However, when healthcare providers choose to save money by using non-U.S.-based transcriptionists, significant problems can and usually do arise.
In 2008 a lifelong diabetic patient was admitted to a hospital to have her dialysis port cleared of a clot. After the procedure, the physician dictated her discharge summary. However, the doctors were unaware that the medical center where the procedure occurred had contracted with a transcription company that used overseas transcriptionists to save $.02 per line.
Two days later, a nurse working at the rehab center where the patient was recovering requested the patient’s transfer orders. When told that the information wasn’t yet available, the nurse decided to print the patient’s discharge summary instead of waiting on the final transcript.
The document contained several significant transcription errors undetected by the transcription company and the quality assurance specialists dedicated to reviewing the report. The doctor had ordered eight units of insulin. Unfortunately, the AI transcribing software recorded 80 units.

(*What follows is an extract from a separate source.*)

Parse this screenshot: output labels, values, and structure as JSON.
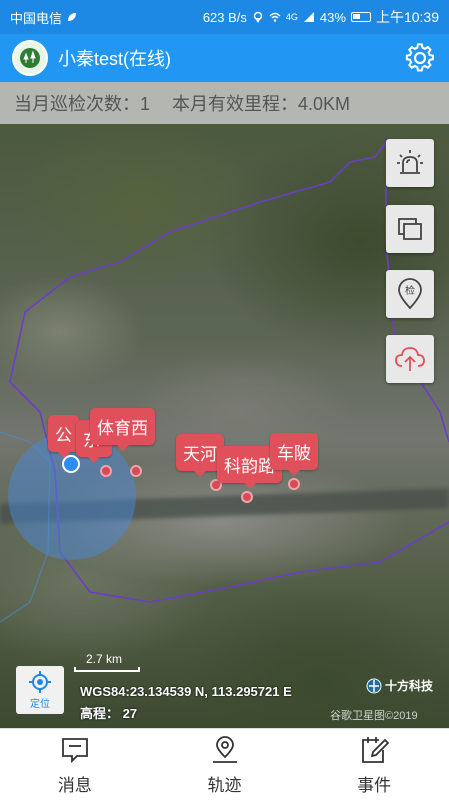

After being given the incorrect amount, the patient died two days later. The family filed a lawsuit against all parties, citing negligence. After a jury trial the treatment hospital and the three transcription companies were held responsible for the $140 million in punitive damages.
That’s one reason why U.S. healthcare providers should use U.S.-based transcription companies that employ or contract only with U.S.-based transcriptionists who have an excellent command of the English language and understand medical terminology.
In addition, it’s also very important that any medical transcription company that a healthcare provider uses understands and is HIPAA compliant. An important component of HIPAA compliance is restricting third-party access (including subcontractors and freelancers) from sensitive patient records.
How to Improve EHR and Eliminate The Problems with Electronic Health Records
The good news is more healthcare providers and facilities are using the latest technology today. With changes in the healthcare landscape, almost every provider is or will be using the technology soon. One reason for the increasing use of EHR systems is the advent of telehealth.
Implementing Clinical Documentation Improvement (CDI) is one method to help providers enhance the accuracy of an EHR system. CDI is a new healthcare administration specialty that focuses on improving how data is entered into patient medical records. Large hospitals and providers have begun using CDI with medium and smaller facilities following closely behind.
Another way to improve EHR data input is to stop using copy-paste functions when entering patient information.
While some providers may consider the copy-paste function a time-saving strategy, using this function can result in inaccurate information and inconsistent notes in a patient’s chart. The best practice for entering patient data into an EHR platform is only entering the exact information for that particular examination.
Not All Transcription Companies Are Alike
We’ve already seen the devastating adverse effects when a healthcare facility chooses a subpar medical transcription company to save two pennies per line. Let’s hope that today’s healthcare providers won’t sacrifice quality for our treatment and confidential, personal medical records.
At Transcription Outsourcing, we take pride in providing a quality medical transcription product at a competitive rate. All of our medical transcriptionists are experienced, full-time, and understand medical terminology. Plus, each medical transcriptionist we hire must have extensive industry experience, and pass our rigorous testing before we on-board them.
For medical transcription services, we offer:
Based in Denver, Colorado, Transcription Outsourcing is HIPAA compliant and offers a “don’t love, don’t pay” guarantee. You’ll have to look far and wide to find another transcription company with similar characteristics and our commitment to quality.